Volume 4, Issue 10 (November 2007)
A Study of the Structure and Chemistry in Zircaloy-2 and the Resulting Oxide After High Temperature Corrosion

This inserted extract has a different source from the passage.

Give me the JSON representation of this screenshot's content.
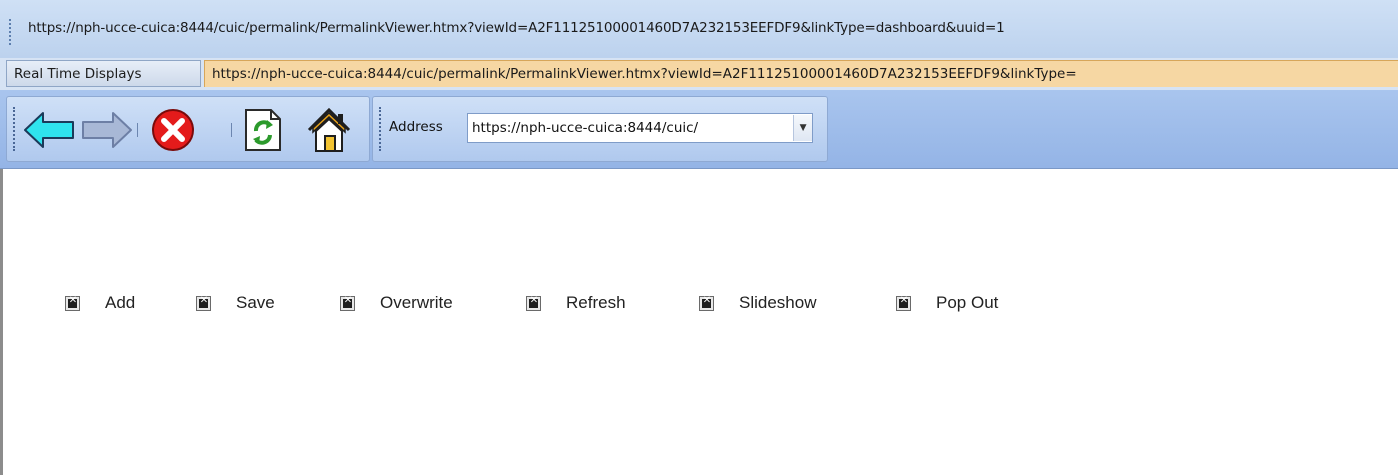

A plate of Zircaloy-2 received in the β-quenched condition was heat treated to vary systematically the size of the second phase particles (SPPs) and the content of alloying elements retained in solid solution. Scanning electron microscopy and thermoelectric power measurements were used to quantify these microstructural parameters. Specimens were exposed for different periods of time in autoclaves at 415°C and at 500°C in steam, and corrosion was assessed according to the gain in weight. Effects of the microstructure were not great but it was observed that materials having larger SPPs were somewhat more resistant to oxidation in the 415°C tests whereas those with smaller SPPs performed better at 500°C. Influences on corrosion rates that could be attributed to alloy elements in solid solution were small or perhaps nonexistent. The chemistry of oxide layers formed at 500°C has been examined by etching away the zirconium metal and then depth-profiling using sputtered neutral mass spectroscopy. There was some difference in surface topography between the materials with smaller and larger SPPs. The compositional profiles showed that the oxide was substantially under-stoichiometric below the surface in all cases, with O/Zr ratios reaching unity or even less, and extending to depths between 150 nm and 400 nm from the metal oxide interface. These results are discussed in terms of their implication for existence of a diffusional barrier layer and for the stress states that can be expected within the oxide.